◆ TASK PROMPT ◆
Restate all entries exactly. Skip the images.

◆ THE DATA ◆
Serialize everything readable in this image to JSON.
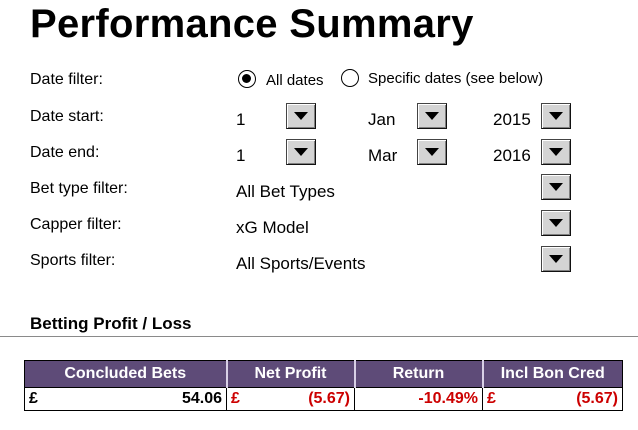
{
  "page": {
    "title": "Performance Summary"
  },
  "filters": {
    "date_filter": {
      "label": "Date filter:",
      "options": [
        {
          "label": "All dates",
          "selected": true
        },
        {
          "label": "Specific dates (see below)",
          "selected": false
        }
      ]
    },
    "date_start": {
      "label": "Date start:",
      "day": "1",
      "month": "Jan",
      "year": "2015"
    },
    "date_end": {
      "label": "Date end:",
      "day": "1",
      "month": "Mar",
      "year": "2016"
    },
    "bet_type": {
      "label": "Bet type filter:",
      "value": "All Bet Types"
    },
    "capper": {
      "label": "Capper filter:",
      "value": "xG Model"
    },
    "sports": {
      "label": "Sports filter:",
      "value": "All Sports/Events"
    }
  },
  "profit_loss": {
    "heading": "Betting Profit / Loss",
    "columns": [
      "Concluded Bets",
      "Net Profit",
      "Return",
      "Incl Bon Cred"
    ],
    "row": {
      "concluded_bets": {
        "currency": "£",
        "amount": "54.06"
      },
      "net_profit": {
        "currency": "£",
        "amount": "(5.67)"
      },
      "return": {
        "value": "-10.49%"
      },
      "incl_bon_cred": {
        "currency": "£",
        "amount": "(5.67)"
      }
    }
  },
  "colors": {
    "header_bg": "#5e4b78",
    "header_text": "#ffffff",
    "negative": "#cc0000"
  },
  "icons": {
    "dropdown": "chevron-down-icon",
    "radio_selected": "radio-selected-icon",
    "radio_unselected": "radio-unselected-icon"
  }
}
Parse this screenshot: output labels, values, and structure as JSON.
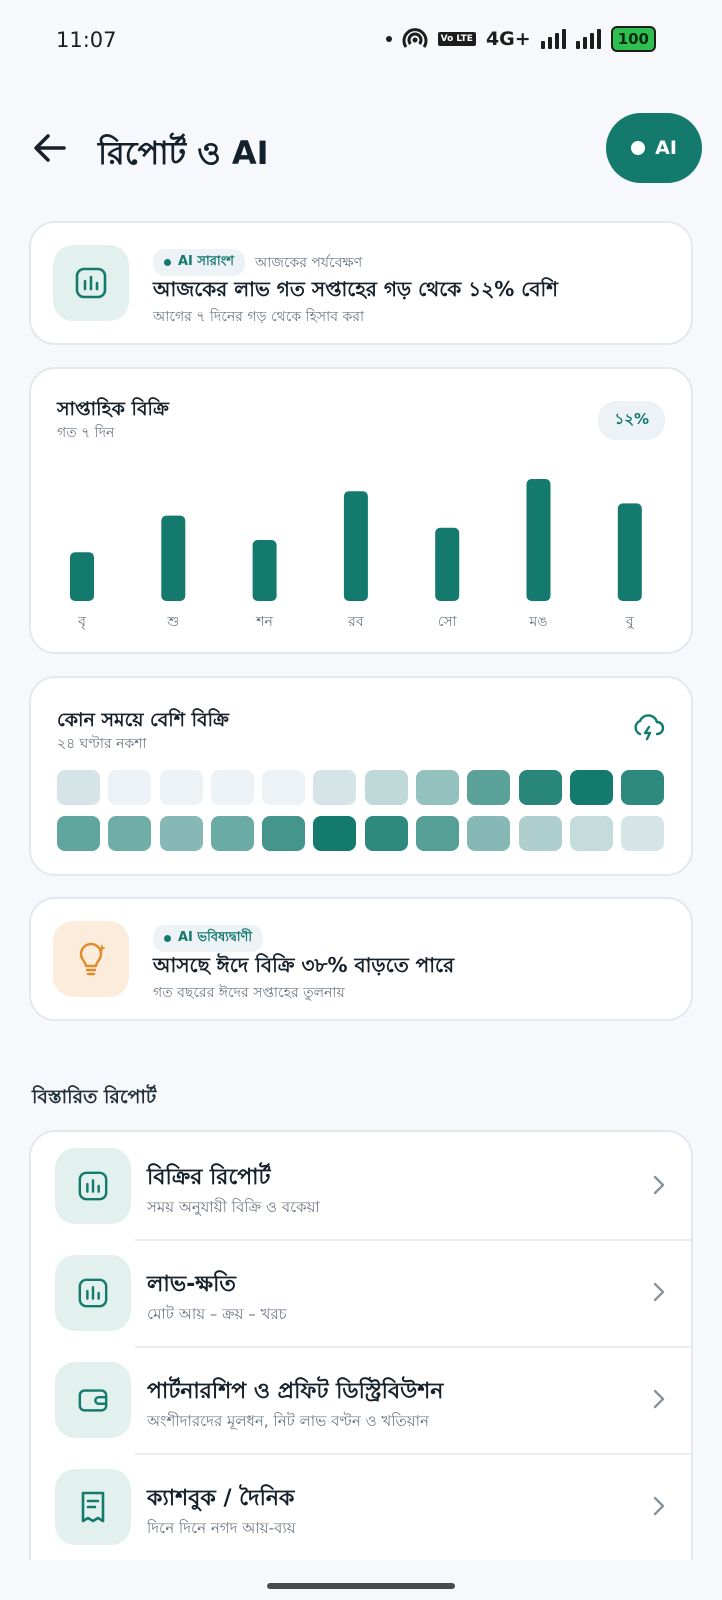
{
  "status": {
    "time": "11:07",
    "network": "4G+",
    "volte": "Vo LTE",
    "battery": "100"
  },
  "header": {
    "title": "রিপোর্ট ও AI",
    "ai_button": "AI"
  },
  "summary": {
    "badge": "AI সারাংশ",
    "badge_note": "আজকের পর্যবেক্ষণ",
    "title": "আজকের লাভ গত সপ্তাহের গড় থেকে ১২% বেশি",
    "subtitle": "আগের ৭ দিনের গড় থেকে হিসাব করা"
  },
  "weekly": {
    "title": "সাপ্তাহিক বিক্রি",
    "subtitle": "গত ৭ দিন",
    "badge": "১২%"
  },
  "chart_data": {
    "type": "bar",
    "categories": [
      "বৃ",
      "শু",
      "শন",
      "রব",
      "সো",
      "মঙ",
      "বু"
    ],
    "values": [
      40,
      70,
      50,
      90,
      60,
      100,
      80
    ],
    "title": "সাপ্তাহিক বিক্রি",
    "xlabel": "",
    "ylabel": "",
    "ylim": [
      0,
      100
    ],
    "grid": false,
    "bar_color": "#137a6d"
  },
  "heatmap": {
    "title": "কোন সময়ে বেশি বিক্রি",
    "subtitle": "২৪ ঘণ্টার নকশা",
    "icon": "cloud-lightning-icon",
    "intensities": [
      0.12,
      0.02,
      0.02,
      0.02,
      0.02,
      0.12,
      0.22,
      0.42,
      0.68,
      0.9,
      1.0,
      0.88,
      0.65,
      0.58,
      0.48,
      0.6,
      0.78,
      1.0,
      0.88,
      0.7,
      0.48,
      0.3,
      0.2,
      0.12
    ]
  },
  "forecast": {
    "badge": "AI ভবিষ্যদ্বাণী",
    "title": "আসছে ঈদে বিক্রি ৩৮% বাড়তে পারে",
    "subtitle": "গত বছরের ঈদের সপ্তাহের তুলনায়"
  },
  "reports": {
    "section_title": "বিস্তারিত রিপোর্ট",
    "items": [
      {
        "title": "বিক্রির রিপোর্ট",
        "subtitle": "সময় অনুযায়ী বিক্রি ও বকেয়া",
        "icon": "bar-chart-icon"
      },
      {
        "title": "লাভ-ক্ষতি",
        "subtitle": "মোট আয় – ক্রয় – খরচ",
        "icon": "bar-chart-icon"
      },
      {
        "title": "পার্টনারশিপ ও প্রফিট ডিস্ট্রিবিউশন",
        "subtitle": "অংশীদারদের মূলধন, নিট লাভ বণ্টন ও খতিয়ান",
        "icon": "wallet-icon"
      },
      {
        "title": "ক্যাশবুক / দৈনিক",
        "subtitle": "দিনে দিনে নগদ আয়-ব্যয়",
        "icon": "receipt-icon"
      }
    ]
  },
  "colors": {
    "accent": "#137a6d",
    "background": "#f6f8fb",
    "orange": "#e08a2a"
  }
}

◆ OUTPUT FOR THIS EXERCISE ◆
Serialize everything readable in this image to JSON.
{
  "page": {
    "title": "Performance Summary"
  },
  "filters": {
    "date_filter": {
      "label": "Date filter:",
      "options": [
        {
          "label": "All dates",
          "selected": true
        },
        {
          "label": "Specific dates (see below)",
          "selected": false
        }
      ]
    },
    "date_start": {
      "label": "Date start:",
      "day": "1",
      "month": "Jan",
      "year": "2015"
    },
    "date_end": {
      "label": "Date end:",
      "day": "1",
      "month": "Mar",
      "year": "2016"
    },
    "bet_type": {
      "label": "Bet type filter:",
      "value": "All Bet Types"
    },
    "capper": {
      "label": "Capper filter:",
      "value": "xG Model"
    },
    "sports": {
      "label": "Sports filter:",
      "value": "All Sports/Events"
    }
  },
  "profit_loss": {
    "heading": "Betting Profit / Loss",
    "columns": [
      "Concluded Bets",
      "Net Profit",
      "Return",
      "Incl Bon Cred"
    ],
    "row": {
      "concluded_bets": {
        "currency": "£",
        "amount": "54.06"
      },
      "net_profit": {
        "currency": "£",
        "amount": "(5.67)"
      },
      "return": {
        "value": "-10.49%"
      },
      "incl_bon_cred": {
        "currency": "£",
        "amount": "(5.67)"
      }
    }
  },
  "colors": {
    "header_bg": "#5e4b78",
    "header_text": "#ffffff",
    "negative": "#cc0000"
  },
  "icons": {
    "dropdown": "chevron-down-icon",
    "radio_selected": "radio-selected-icon",
    "radio_unselected": "radio-unselected-icon"
  }
}
Parse this screenshot: output labels, values, and structure as JSON.
{
  "status": {
    "time": "11:07",
    "network": "4G+",
    "volte": "Vo LTE",
    "battery": "100"
  },
  "header": {
    "title": "রিপোর্ট ও AI",
    "ai_button": "AI"
  },
  "summary": {
    "badge": "AI সারাংশ",
    "badge_note": "আজকের পর্যবেক্ষণ",
    "title": "আজকের লাভ গত সপ্তাহের গড় থেকে ১২% বেশি",
    "subtitle": "আগের ৭ দিনের গড় থেকে হিসাব করা"
  },
  "weekly": {
    "title": "সাপ্তাহিক বিক্রি",
    "subtitle": "গত ৭ দিন",
    "badge": "১২%"
  },
  "chart_data": {
    "type": "bar",
    "categories": [
      "বৃ",
      "শু",
      "শন",
      "রব",
      "সো",
      "মঙ",
      "বু"
    ],
    "values": [
      40,
      70,
      50,
      90,
      60,
      100,
      80
    ],
    "title": "সাপ্তাহিক বিক্রি",
    "xlabel": "",
    "ylabel": "",
    "ylim": [
      0,
      100
    ],
    "grid": false,
    "bar_color": "#137a6d"
  },
  "heatmap": {
    "title": "কোন সময়ে বেশি বিক্রি",
    "subtitle": "২৪ ঘণ্টার নকশা",
    "icon": "cloud-lightning-icon",
    "intensities": [
      0.12,
      0.02,
      0.02,
      0.02,
      0.02,
      0.12,
      0.22,
      0.42,
      0.68,
      0.9,
      1.0,
      0.88,
      0.65,
      0.58,
      0.48,
      0.6,
      0.78,
      1.0,
      0.88,
      0.7,
      0.48,
      0.3,
      0.2,
      0.12
    ]
  },
  "forecast": {
    "badge": "AI ভবিষ্যদ্বাণী",
    "title": "আসছে ঈদে বিক্রি ৩৮% বাড়তে পারে",
    "subtitle": "গত বছরের ঈদের সপ্তাহের তুলনায়"
  },
  "reports": {
    "section_title": "বিস্তারিত রিপোর্ট",
    "items": [
      {
        "title": "বিক্রির রিপোর্ট",
        "subtitle": "সময় অনুযায়ী বিক্রি ও বকেয়া",
        "icon": "bar-chart-icon"
      },
      {
        "title": "লাভ-ক্ষতি",
        "subtitle": "মোট আয় – ক্রয় – খরচ",
        "icon": "bar-chart-icon"
      },
      {
        "title": "পার্টনারশিপ ও প্রফিট ডিস্ট্রিবিউশন",
        "subtitle": "অংশীদারদের মূলধন, নিট লাভ বণ্টন ও খতিয়ান",
        "icon": "wallet-icon"
      },
      {
        "title": "ক্যাশবুক / দৈনিক",
        "subtitle": "দিনে দিনে নগদ আয়-ব্যয়",
        "icon": "receipt-icon"
      }
    ]
  },
  "colors": {
    "accent": "#137a6d",
    "background": "#f6f8fb",
    "orange": "#e08a2a"
  }
}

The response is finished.